Durban — International health leaders in Durban for the global climate talks have called on negotiators to push for the most ambitious commitments possible, warning that the direction of current negotiations risks the lives of billions of people around the globe.
Over 200 leaders from more than 30 countries have issued a Declaration and Call to Action following a Global Climate and Health Summit.
“No-one is immune from the health impacts of climate change; people in developed and developing nations are all at risk,” said Dr Hugh Montgomery from Climate and Health Council, UK.
“Without bold action by governments, climate change will magnify existing health crises,” said Dr Rajendra Niadoo, from Nelson R. Mandela Medical School in Durban.
Doctors, nurses, public health experts, health and medical scientists, medical students, and health officials from major international health organizations are meeting in Durban to try and influence negotiations by raising awareness about the health risks of climate change and the health benefits of climate action.
“Strong climate policy is an investment in people’s health,” said Fiona Armstrong of the Climate and Health Alliance, Australia.
The delegates have called for a fair, ambitious and binding global treaty, and urged all countries to commit to immediate strong climate action to protect and promote health.
“If governments agree to delay for another decade, history will judge Durban as a moment of global political malpractice,” said Josh Karliner, Health Care Without Harm.

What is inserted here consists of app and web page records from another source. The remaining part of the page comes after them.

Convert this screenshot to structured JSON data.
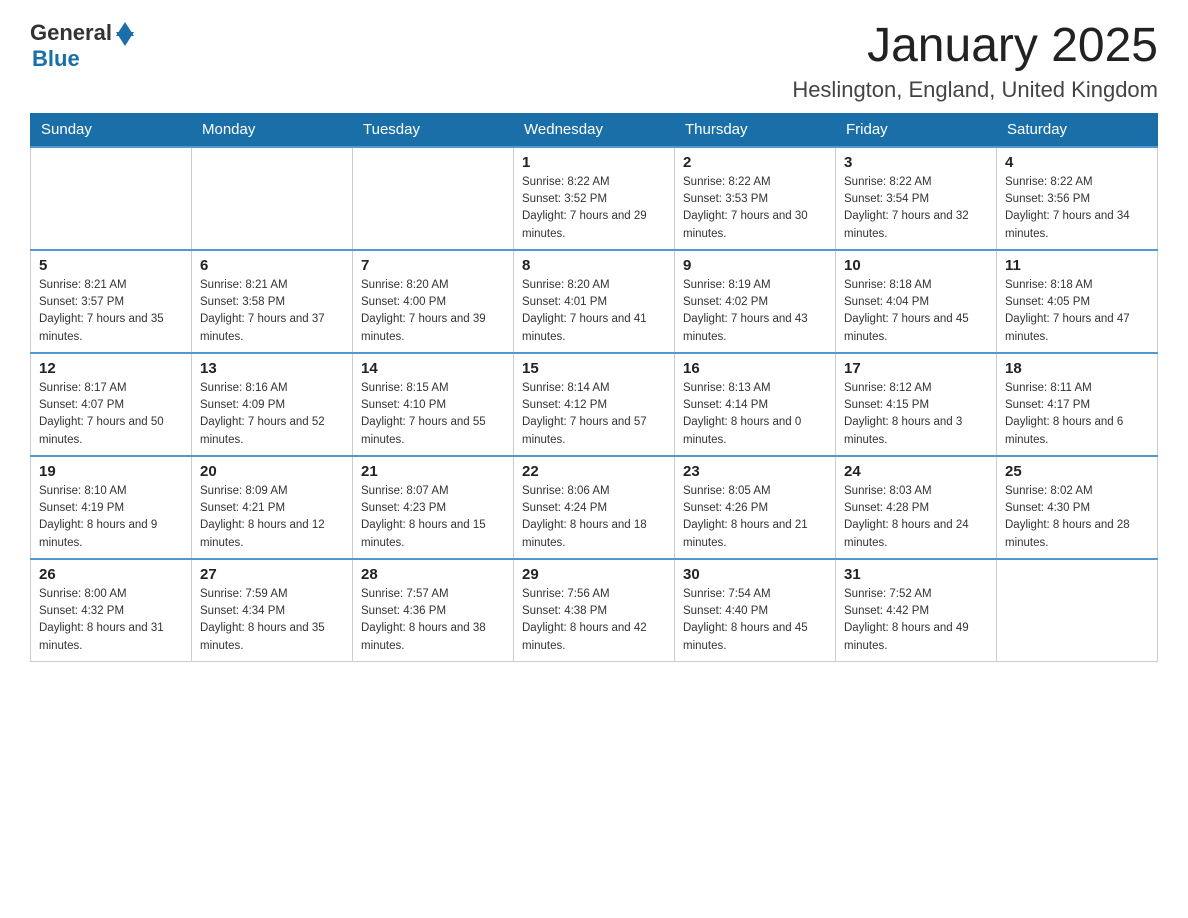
{
  "header": {
    "logo_general": "General",
    "logo_blue": "Blue",
    "month_title": "January 2025",
    "location": "Heslington, England, United Kingdom"
  },
  "days_of_week": [
    "Sunday",
    "Monday",
    "Tuesday",
    "Wednesday",
    "Thursday",
    "Friday",
    "Saturday"
  ],
  "weeks": [
    [
      {
        "day": "",
        "sunrise": "",
        "sunset": "",
        "daylight": ""
      },
      {
        "day": "",
        "sunrise": "",
        "sunset": "",
        "daylight": ""
      },
      {
        "day": "",
        "sunrise": "",
        "sunset": "",
        "daylight": ""
      },
      {
        "day": "1",
        "sunrise": "Sunrise: 8:22 AM",
        "sunset": "Sunset: 3:52 PM",
        "daylight": "Daylight: 7 hours and 29 minutes."
      },
      {
        "day": "2",
        "sunrise": "Sunrise: 8:22 AM",
        "sunset": "Sunset: 3:53 PM",
        "daylight": "Daylight: 7 hours and 30 minutes."
      },
      {
        "day": "3",
        "sunrise": "Sunrise: 8:22 AM",
        "sunset": "Sunset: 3:54 PM",
        "daylight": "Daylight: 7 hours and 32 minutes."
      },
      {
        "day": "4",
        "sunrise": "Sunrise: 8:22 AM",
        "sunset": "Sunset: 3:56 PM",
        "daylight": "Daylight: 7 hours and 34 minutes."
      }
    ],
    [
      {
        "day": "5",
        "sunrise": "Sunrise: 8:21 AM",
        "sunset": "Sunset: 3:57 PM",
        "daylight": "Daylight: 7 hours and 35 minutes."
      },
      {
        "day": "6",
        "sunrise": "Sunrise: 8:21 AM",
        "sunset": "Sunset: 3:58 PM",
        "daylight": "Daylight: 7 hours and 37 minutes."
      },
      {
        "day": "7",
        "sunrise": "Sunrise: 8:20 AM",
        "sunset": "Sunset: 4:00 PM",
        "daylight": "Daylight: 7 hours and 39 minutes."
      },
      {
        "day": "8",
        "sunrise": "Sunrise: 8:20 AM",
        "sunset": "Sunset: 4:01 PM",
        "daylight": "Daylight: 7 hours and 41 minutes."
      },
      {
        "day": "9",
        "sunrise": "Sunrise: 8:19 AM",
        "sunset": "Sunset: 4:02 PM",
        "daylight": "Daylight: 7 hours and 43 minutes."
      },
      {
        "day": "10",
        "sunrise": "Sunrise: 8:18 AM",
        "sunset": "Sunset: 4:04 PM",
        "daylight": "Daylight: 7 hours and 45 minutes."
      },
      {
        "day": "11",
        "sunrise": "Sunrise: 8:18 AM",
        "sunset": "Sunset: 4:05 PM",
        "daylight": "Daylight: 7 hours and 47 minutes."
      }
    ],
    [
      {
        "day": "12",
        "sunrise": "Sunrise: 8:17 AM",
        "sunset": "Sunset: 4:07 PM",
        "daylight": "Daylight: 7 hours and 50 minutes."
      },
      {
        "day": "13",
        "sunrise": "Sunrise: 8:16 AM",
        "sunset": "Sunset: 4:09 PM",
        "daylight": "Daylight: 7 hours and 52 minutes."
      },
      {
        "day": "14",
        "sunrise": "Sunrise: 8:15 AM",
        "sunset": "Sunset: 4:10 PM",
        "daylight": "Daylight: 7 hours and 55 minutes."
      },
      {
        "day": "15",
        "sunrise": "Sunrise: 8:14 AM",
        "sunset": "Sunset: 4:12 PM",
        "daylight": "Daylight: 7 hours and 57 minutes."
      },
      {
        "day": "16",
        "sunrise": "Sunrise: 8:13 AM",
        "sunset": "Sunset: 4:14 PM",
        "daylight": "Daylight: 8 hours and 0 minutes."
      },
      {
        "day": "17",
        "sunrise": "Sunrise: 8:12 AM",
        "sunset": "Sunset: 4:15 PM",
        "daylight": "Daylight: 8 hours and 3 minutes."
      },
      {
        "day": "18",
        "sunrise": "Sunrise: 8:11 AM",
        "sunset": "Sunset: 4:17 PM",
        "daylight": "Daylight: 8 hours and 6 minutes."
      }
    ],
    [
      {
        "day": "19",
        "sunrise": "Sunrise: 8:10 AM",
        "sunset": "Sunset: 4:19 PM",
        "daylight": "Daylight: 8 hours and 9 minutes."
      },
      {
        "day": "20",
        "sunrise": "Sunrise: 8:09 AM",
        "sunset": "Sunset: 4:21 PM",
        "daylight": "Daylight: 8 hours and 12 minutes."
      },
      {
        "day": "21",
        "sunrise": "Sunrise: 8:07 AM",
        "sunset": "Sunset: 4:23 PM",
        "daylight": "Daylight: 8 hours and 15 minutes."
      },
      {
        "day": "22",
        "sunrise": "Sunrise: 8:06 AM",
        "sunset": "Sunset: 4:24 PM",
        "daylight": "Daylight: 8 hours and 18 minutes."
      },
      {
        "day": "23",
        "sunrise": "Sunrise: 8:05 AM",
        "sunset": "Sunset: 4:26 PM",
        "daylight": "Daylight: 8 hours and 21 minutes."
      },
      {
        "day": "24",
        "sunrise": "Sunrise: 8:03 AM",
        "sunset": "Sunset: 4:28 PM",
        "daylight": "Daylight: 8 hours and 24 minutes."
      },
      {
        "day": "25",
        "sunrise": "Sunrise: 8:02 AM",
        "sunset": "Sunset: 4:30 PM",
        "daylight": "Daylight: 8 hours and 28 minutes."
      }
    ],
    [
      {
        "day": "26",
        "sunrise": "Sunrise: 8:00 AM",
        "sunset": "Sunset: 4:32 PM",
        "daylight": "Daylight: 8 hours and 31 minutes."
      },
      {
        "day": "27",
        "sunrise": "Sunrise: 7:59 AM",
        "sunset": "Sunset: 4:34 PM",
        "daylight": "Daylight: 8 hours and 35 minutes."
      },
      {
        "day": "28",
        "sunrise": "Sunrise: 7:57 AM",
        "sunset": "Sunset: 4:36 PM",
        "daylight": "Daylight: 8 hours and 38 minutes."
      },
      {
        "day": "29",
        "sunrise": "Sunrise: 7:56 AM",
        "sunset": "Sunset: 4:38 PM",
        "daylight": "Daylight: 8 hours and 42 minutes."
      },
      {
        "day": "30",
        "sunrise": "Sunrise: 7:54 AM",
        "sunset": "Sunset: 4:40 PM",
        "daylight": "Daylight: 8 hours and 45 minutes."
      },
      {
        "day": "31",
        "sunrise": "Sunrise: 7:52 AM",
        "sunset": "Sunset: 4:42 PM",
        "daylight": "Daylight: 8 hours and 49 minutes."
      },
      {
        "day": "",
        "sunrise": "",
        "sunset": "",
        "daylight": ""
      }
    ]
  ]
}
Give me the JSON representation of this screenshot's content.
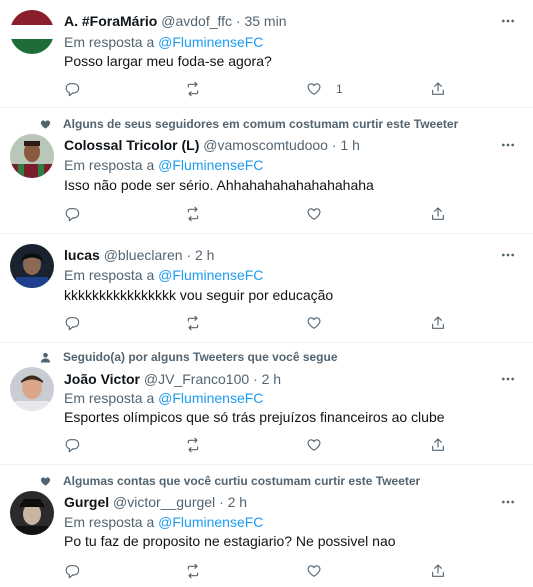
{
  "tweets": [
    {
      "social_context": "",
      "name": "A. #ForaMário",
      "handle": "@avdof_ffc",
      "time": "· 35 min",
      "reply_prefix": "Em resposta a",
      "reply_to": "@FluminenseFC",
      "text": "Posso largar meu foda-se agora?",
      "like_count": "1"
    },
    {
      "social_context": "Alguns de seus seguidores em comum costumam curtir este Tweeter",
      "name": "Colossal Tricolor (L)",
      "handle": "@vamoscomtudooo",
      "time": "· 1 h",
      "reply_prefix": "Em resposta a",
      "reply_to": "@FluminenseFC",
      "text": "Isso não pode ser sério. Ahhahahahahahahahaha",
      "like_count": ""
    },
    {
      "social_context": "",
      "name": "lucas",
      "handle": "@blueclaren",
      "time": "· 2 h",
      "reply_prefix": "Em resposta a",
      "reply_to": "@FluminenseFC",
      "text": "kkkkkkkkkkkkkkkk vou seguir por educação",
      "like_count": ""
    },
    {
      "social_context": "Seguido(a) por alguns Tweeters que você segue",
      "name": "João Victor",
      "handle": "@JV_Franco100",
      "time": "· 2 h",
      "reply_prefix": "Em resposta a",
      "reply_to": "@FluminenseFC",
      "text": "Esportes olímpicos que só trás prejuízos financeiros ao clube",
      "like_count": ""
    },
    {
      "social_context": "Algumas contas que você curtiu costumam curtir este Tweeter",
      "name": "Gurgel",
      "handle": "@victor__gurgel",
      "time": "· 2 h",
      "reply_prefix": "Em resposta a",
      "reply_to": "@FluminenseFC",
      "text": "Po tu faz de proposito ne estagiario? Ne possivel nao",
      "like_count": ""
    }
  ],
  "icons": {
    "social_heart": "heart-icon",
    "social_person": "person-icon",
    "more": "more-dots-icon",
    "reply": "reply-icon",
    "retweet": "retweet-icon",
    "like": "like-icon",
    "share": "share-icon"
  },
  "colors": {
    "link": "#1d9bf0",
    "secondary_text": "#536471",
    "divider": "#eff3f4"
  }
}
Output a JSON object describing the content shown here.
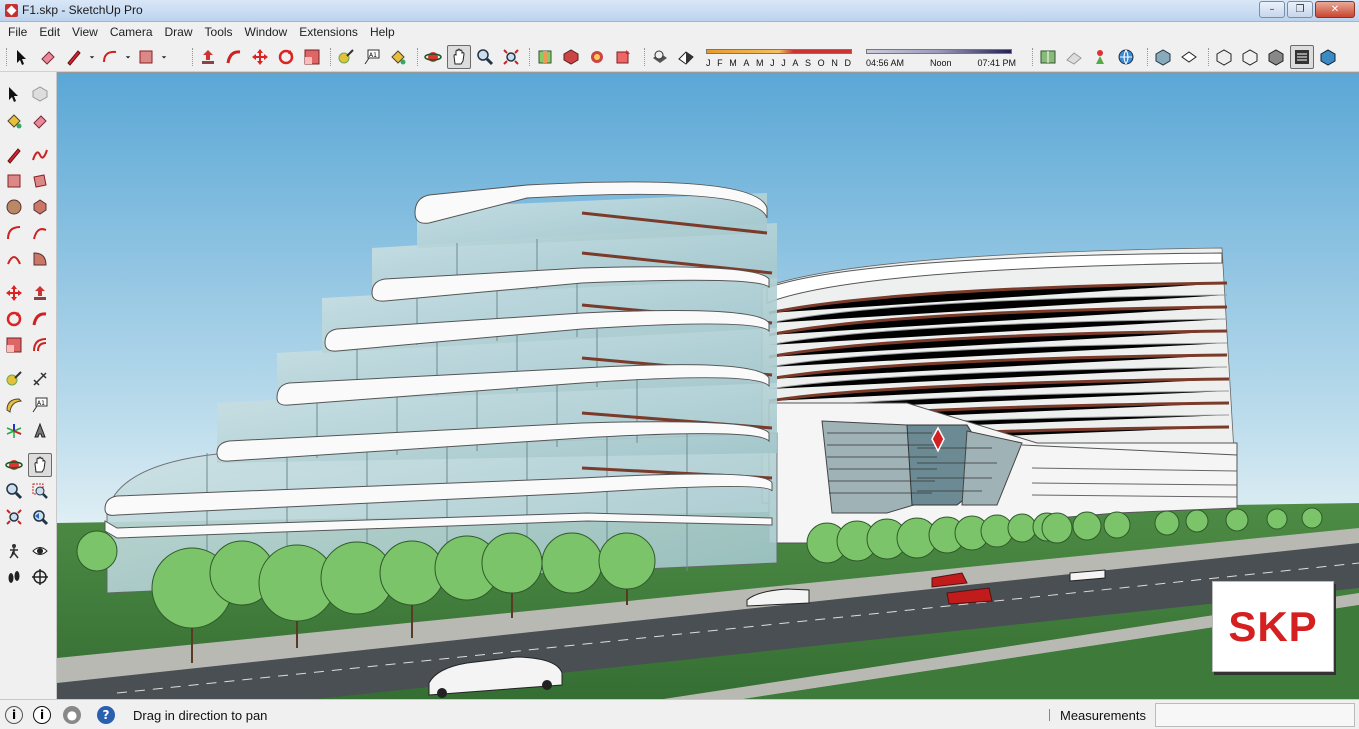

“I’m a 21 year old medical student, and these negotiations have been carrying on my entire life. If we don’t reach a legally binding agreement on climate change soon, the protection and promotion of public health will be seriously undermined, world-wide.” said Nick Watts of the International Medical Students Association.
Delegates agree the urgent replacement of fossil fuel-based energy with clean renewable energy is vital, saying fossil fuels cause “immense harm” to both climate and health, and urge negotiators to commit to equitable contributions to a green climate fund to assist adaptation and mitigation strategies to support human health.
They have themselves committed to action to cut emissions in the health sector, and have urged health professionals worldwide to engage in advocacy for climate action, to help prevent unprecedented loss of life and human suffering.